“It’s huge. It’s 90-10, mental to physical. Obviously you’ve gotta be in great condition and you’ve gotta be strong and all of those things. That’s a given. But it’s the mental strength, especially this time of the year. The season is starting to get a little long in the tooth. The dog days of conference play is winding down. Everybody could be looking ahead to the postseason. But it’s those teams that stay in the moment the best and the coaches that can keep their teams in the moment. And again, I’ve been around for Cal as long as anybody and there is no coach that does it as good as him of keeping his team present right now and not worrying about what happened before, who cares what’s coming up next weekend. That does not matter. The only thing that matters is today’s practice and us getting better and focusing on us and getting ready to play a terrific team in LSU.”

On what can throw off a player’s mental game …

“Fatigue. Fatigue. Whether it’s the course of a long season or in the course of a hard practice or the course of a game, fatigue, as they say, makes cowards of everybody. And it’s really the fatigue that you get lazy mentally. So that’s probably the biggest challenge this time of the year and if you can keep your team energized and together and connected. You’re tired of seeing the players, the players are tired of seeing you, and they’re tired of seeing each other. They are tired of flying on the planes together. If you can keep your teams excited about each other, and Cal has done that as good as anybody since I’ve been with him, which is a long time.”

On if Calipari has started cutting back on practice …

“Oh yeah. Once you see the guys start to get it, there’s no need to keep them out there for hours on end. This is a group that’s starting to get it. They are holding each other accountable. Like Cal says, it’s becoming a player-driven team that if someone is not carrying his weight, the first voice you hear is not the coach. It’sthe players that are saying to their teammate, ‘Look you’ve gotta carry your load.’ So, it’s neat to see that come together. I keep beating a dead horse, but Cal’s as good as any in doing that year in and year out. We all get worried about a loss here, a loss there early, but you see it over and over again.

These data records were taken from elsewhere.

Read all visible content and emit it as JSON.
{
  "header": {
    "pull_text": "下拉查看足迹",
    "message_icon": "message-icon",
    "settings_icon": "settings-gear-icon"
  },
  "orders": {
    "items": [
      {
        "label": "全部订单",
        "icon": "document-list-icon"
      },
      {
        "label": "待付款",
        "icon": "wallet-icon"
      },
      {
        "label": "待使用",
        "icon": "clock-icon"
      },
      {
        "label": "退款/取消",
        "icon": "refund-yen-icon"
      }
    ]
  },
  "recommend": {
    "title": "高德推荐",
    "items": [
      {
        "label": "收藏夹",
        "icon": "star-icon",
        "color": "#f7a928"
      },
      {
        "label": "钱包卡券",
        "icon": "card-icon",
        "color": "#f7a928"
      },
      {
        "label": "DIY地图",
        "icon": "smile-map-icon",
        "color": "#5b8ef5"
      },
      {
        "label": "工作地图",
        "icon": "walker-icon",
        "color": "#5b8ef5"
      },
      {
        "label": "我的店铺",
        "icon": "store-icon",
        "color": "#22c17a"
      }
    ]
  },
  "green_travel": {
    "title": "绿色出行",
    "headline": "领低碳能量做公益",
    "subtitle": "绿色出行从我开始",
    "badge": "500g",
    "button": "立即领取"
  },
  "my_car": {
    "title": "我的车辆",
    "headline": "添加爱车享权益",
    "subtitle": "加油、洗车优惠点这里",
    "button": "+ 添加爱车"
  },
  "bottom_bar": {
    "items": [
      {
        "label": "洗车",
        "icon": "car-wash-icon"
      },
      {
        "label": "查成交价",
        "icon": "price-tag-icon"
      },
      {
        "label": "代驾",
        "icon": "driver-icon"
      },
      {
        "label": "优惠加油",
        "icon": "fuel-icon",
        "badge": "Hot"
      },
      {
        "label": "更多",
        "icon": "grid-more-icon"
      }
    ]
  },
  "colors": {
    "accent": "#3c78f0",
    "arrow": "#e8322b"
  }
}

Late December, early January, his teams connect, cohesive, come together and then take off, and then what happens down the stretch, we’ll see.”

On the team’s mentality after becoming the leader in the conference and …

“Again, it goes back to not looking in the past because you can’t change it. There’s no sense in looking forward because you can’t do anything about it. The biggest thing we’ve gotta do is keep this team present, in the moment. That’s today’s–focus on today’s practice and then focus on preparation for LSU tomorrow. That’s the only thing that you can control.”

 

You can watch Barbee’s entire press conference below:

Article written by Drew Franklin

I can recite every line from Forrest Gump, blindfolded. Follow me on Twitter: @DrewFranklinKSR